» **Aim of the task**:
Your copy should match the listing word for word, apart from the pictures, which are left out.

» **Listed records**:

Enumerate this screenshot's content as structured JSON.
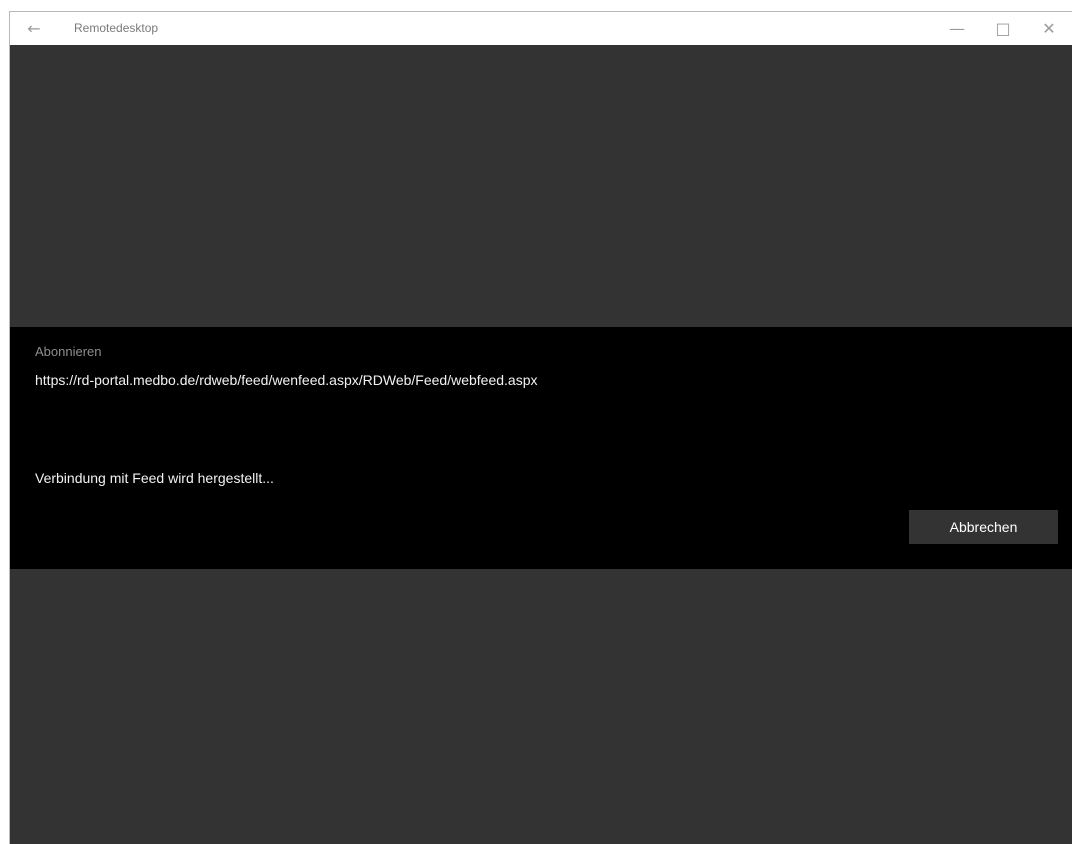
{
  "window": {
    "title": "Remotedesktop",
    "back_icon": "←",
    "minimize_icon": "—",
    "maximize_icon": "□",
    "close_icon": "✕"
  },
  "dialog": {
    "header": "Abonnieren",
    "url": "https://rd-portal.medbo.de/rdweb/feed/wenfeed.aspx/RDWeb/Feed/webfeed.aspx",
    "status": "Verbindung mit Feed wird hergestellt...",
    "cancel_label": "Abbrechen"
  }
}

» **Solved exercise**:
Enumerate this screenshot's content as structured JSON.
{
  "window": {
    "title": "Remotedesktop",
    "back_icon": "←",
    "minimize_icon": "—",
    "maximize_icon": "□",
    "close_icon": "✕"
  },
  "dialog": {
    "header": "Abonnieren",
    "url": "https://rd-portal.medbo.de/rdweb/feed/wenfeed.aspx/RDWeb/Feed/webfeed.aspx",
    "status": "Verbindung mit Feed wird hergestellt...",
    "cancel_label": "Abbrechen"
  }
}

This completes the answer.